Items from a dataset
####################

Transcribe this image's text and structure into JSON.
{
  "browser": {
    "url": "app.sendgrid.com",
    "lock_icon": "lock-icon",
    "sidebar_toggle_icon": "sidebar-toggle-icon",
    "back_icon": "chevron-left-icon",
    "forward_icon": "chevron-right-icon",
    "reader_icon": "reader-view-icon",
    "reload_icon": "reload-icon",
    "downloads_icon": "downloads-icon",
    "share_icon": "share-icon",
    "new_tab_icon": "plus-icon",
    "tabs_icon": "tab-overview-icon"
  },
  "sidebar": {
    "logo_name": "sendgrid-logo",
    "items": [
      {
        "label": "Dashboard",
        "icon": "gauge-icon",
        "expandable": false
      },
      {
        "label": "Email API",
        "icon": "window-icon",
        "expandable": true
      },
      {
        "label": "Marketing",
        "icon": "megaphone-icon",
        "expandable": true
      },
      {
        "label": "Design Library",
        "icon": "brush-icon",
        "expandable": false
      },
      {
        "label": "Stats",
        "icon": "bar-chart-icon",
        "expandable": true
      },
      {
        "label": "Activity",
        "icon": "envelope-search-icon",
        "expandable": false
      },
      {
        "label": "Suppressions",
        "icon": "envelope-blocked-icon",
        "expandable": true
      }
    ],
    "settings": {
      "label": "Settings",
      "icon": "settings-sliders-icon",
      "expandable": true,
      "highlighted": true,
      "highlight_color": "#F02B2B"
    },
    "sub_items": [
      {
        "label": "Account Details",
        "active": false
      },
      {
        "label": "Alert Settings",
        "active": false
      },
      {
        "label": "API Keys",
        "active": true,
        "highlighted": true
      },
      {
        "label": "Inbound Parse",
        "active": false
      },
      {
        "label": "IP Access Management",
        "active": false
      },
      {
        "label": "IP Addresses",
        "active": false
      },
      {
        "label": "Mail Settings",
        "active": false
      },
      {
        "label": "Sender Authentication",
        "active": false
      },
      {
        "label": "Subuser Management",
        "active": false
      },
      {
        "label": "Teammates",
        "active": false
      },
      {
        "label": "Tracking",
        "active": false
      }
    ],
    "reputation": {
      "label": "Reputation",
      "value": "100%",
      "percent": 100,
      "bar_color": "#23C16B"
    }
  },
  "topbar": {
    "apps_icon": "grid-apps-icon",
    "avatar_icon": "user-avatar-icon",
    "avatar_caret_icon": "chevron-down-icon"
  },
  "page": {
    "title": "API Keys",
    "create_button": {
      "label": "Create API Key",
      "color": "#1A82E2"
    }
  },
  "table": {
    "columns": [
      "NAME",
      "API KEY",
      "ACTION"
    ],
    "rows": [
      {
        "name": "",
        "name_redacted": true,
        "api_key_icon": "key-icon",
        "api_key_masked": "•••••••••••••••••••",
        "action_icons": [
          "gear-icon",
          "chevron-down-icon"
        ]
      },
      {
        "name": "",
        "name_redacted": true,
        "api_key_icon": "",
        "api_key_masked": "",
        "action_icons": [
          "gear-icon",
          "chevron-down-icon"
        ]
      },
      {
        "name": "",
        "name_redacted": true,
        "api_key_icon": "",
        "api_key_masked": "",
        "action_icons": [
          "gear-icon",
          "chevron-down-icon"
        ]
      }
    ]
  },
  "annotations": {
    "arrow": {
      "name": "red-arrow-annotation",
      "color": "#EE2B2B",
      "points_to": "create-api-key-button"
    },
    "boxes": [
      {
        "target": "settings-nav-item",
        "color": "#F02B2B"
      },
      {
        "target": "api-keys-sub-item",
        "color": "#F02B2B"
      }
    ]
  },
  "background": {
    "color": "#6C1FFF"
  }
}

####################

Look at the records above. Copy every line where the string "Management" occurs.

#### WRITTEN REPLY
        "label": "IP Access Management",
        "label": "Subuser Management",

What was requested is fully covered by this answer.